(EXERCISE DESCRIPTION)
The exercise calls for a faithful copy of all the data.

= Beginning of Section =

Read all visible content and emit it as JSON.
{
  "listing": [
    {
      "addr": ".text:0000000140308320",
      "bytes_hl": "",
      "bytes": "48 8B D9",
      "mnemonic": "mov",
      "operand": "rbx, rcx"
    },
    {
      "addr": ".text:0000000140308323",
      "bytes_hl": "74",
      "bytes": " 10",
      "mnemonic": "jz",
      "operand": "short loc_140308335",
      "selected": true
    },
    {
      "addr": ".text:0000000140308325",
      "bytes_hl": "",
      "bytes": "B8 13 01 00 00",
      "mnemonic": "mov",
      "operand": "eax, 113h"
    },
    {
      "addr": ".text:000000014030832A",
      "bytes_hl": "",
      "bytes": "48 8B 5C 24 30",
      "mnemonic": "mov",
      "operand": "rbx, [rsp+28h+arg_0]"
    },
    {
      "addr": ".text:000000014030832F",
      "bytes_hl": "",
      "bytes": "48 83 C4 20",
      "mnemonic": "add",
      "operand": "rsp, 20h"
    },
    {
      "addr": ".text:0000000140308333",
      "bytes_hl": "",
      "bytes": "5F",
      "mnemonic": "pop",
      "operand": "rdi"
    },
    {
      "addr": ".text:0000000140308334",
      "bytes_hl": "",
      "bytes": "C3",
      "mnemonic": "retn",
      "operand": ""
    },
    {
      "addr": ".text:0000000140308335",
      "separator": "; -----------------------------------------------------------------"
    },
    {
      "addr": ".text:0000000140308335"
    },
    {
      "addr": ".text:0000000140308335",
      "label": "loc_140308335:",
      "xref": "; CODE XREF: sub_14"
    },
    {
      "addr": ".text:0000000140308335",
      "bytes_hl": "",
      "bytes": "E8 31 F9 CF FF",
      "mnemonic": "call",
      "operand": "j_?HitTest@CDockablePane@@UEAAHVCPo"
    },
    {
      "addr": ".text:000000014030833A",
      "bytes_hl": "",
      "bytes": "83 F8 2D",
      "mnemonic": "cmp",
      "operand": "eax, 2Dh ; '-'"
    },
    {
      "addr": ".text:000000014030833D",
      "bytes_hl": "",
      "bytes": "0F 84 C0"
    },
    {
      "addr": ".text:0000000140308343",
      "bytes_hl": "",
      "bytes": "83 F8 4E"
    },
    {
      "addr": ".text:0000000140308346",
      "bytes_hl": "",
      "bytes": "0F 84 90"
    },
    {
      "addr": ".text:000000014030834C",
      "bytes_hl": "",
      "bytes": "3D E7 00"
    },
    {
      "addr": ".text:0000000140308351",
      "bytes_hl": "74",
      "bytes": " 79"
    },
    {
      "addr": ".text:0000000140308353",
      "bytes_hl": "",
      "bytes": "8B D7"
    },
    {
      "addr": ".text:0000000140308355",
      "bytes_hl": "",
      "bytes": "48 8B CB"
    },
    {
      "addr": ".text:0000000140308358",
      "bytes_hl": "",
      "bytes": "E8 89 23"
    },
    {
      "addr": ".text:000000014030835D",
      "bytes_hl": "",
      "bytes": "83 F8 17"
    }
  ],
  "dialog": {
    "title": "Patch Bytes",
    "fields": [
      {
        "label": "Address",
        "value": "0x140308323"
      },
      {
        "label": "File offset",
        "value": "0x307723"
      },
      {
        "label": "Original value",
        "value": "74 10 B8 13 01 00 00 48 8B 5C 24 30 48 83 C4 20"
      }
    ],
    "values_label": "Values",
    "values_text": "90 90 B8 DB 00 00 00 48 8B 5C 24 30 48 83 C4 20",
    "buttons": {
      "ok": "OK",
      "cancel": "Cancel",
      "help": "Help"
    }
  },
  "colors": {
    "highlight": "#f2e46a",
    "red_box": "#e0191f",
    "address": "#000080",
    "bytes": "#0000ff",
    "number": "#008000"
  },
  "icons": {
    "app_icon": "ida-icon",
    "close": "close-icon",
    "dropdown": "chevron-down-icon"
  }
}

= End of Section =

(RESULT FOR THIS EXERCISE)
Read all visible content and emit it as JSON.
{
  "listing": [
    {
      "addr": ".text:0000000140308320",
      "bytes_hl": "",
      "bytes": "48 8B D9",
      "mnemonic": "mov",
      "operand": "rbx, rcx"
    },
    {
      "addr": ".text:0000000140308323",
      "bytes_hl": "74",
      "bytes": " 10",
      "mnemonic": "jz",
      "operand": "short loc_140308335",
      "selected": true
    },
    {
      "addr": ".text:0000000140308325",
      "bytes_hl": "",
      "bytes": "B8 13 01 00 00",
      "mnemonic": "mov",
      "operand": "eax, 113h"
    },
    {
      "addr": ".text:000000014030832A",
      "bytes_hl": "",
      "bytes": "48 8B 5C 24 30",
      "mnemonic": "mov",
      "operand": "rbx, [rsp+28h+arg_0]"
    },
    {
      "addr": ".text:000000014030832F",
      "bytes_hl": "",
      "bytes": "48 83 C4 20",
      "mnemonic": "add",
      "operand": "rsp, 20h"
    },
    {
      "addr": ".text:0000000140308333",
      "bytes_hl": "",
      "bytes": "5F",
      "mnemonic": "pop",
      "operand": "rdi"
    },
    {
      "addr": ".text:0000000140308334",
      "bytes_hl": "",
      "bytes": "C3",
      "mnemonic": "retn",
      "operand": ""
    },
    {
      "addr": ".text:0000000140308335",
      "separator": "; -----------------------------------------------------------------"
    },
    {
      "addr": ".text:0000000140308335"
    },
    {
      "addr": ".text:0000000140308335",
      "label": "loc_140308335:",
      "xref": "; CODE XREF: sub_14"
    },
    {
      "addr": ".text:0000000140308335",
      "bytes_hl": "",
      "bytes": "E8 31 F9 CF FF",
      "mnemonic": "call",
      "operand": "j_?HitTest@CDockablePane@@UEAAHVCPo"
    },
    {
      "addr": ".text:000000014030833A",
      "bytes_hl": "",
      "bytes": "83 F8 2D",
      "mnemonic": "cmp",
      "operand": "eax, 2Dh ; '-'"
    },
    {
      "addr": ".text:000000014030833D",
      "bytes_hl": "",
      "bytes": "0F 84 C0"
    },
    {
      "addr": ".text:0000000140308343",
      "bytes_hl": "",
      "bytes": "83 F8 4E"
    },
    {
      "addr": ".text:0000000140308346",
      "bytes_hl": "",
      "bytes": "0F 84 90"
    },
    {
      "addr": ".text:000000014030834C",
      "bytes_hl": "",
      "bytes": "3D E7 00"
    },
    {
      "addr": ".text:0000000140308351",
      "bytes_hl": "74",
      "bytes": " 79"
    },
    {
      "addr": ".text:0000000140308353",
      "bytes_hl": "",
      "bytes": "8B D7"
    },
    {
      "addr": ".text:0000000140308355",
      "bytes_hl": "",
      "bytes": "48 8B CB"
    },
    {
      "addr": ".text:0000000140308358",
      "bytes_hl": "",
      "bytes": "E8 89 23"
    },
    {
      "addr": ".text:000000014030835D",
      "bytes_hl": "",
      "bytes": "83 F8 17"
    }
  ],
  "dialog": {
    "title": "Patch Bytes",
    "fields": [
      {
        "label": "Address",
        "value": "0x140308323"
      },
      {
        "label": "File offset",
        "value": "0x307723"
      },
      {
        "label": "Original value",
        "value": "74 10 B8 13 01 00 00 48 8B 5C 24 30 48 83 C4 20"
      }
    ],
    "values_label": "Values",
    "values_text": "90 90 B8 DB 00 00 00 48 8B 5C 24 30 48 83 C4 20",
    "buttons": {
      "ok": "OK",
      "cancel": "Cancel",
      "help": "Help"
    }
  },
  "colors": {
    "highlight": "#f2e46a",
    "red_box": "#e0191f",
    "address": "#000080",
    "bytes": "#0000ff",
    "number": "#008000"
  },
  "icons": {
    "app_icon": "ida-icon",
    "close": "close-icon",
    "dropdown": "chevron-down-icon"
  }
}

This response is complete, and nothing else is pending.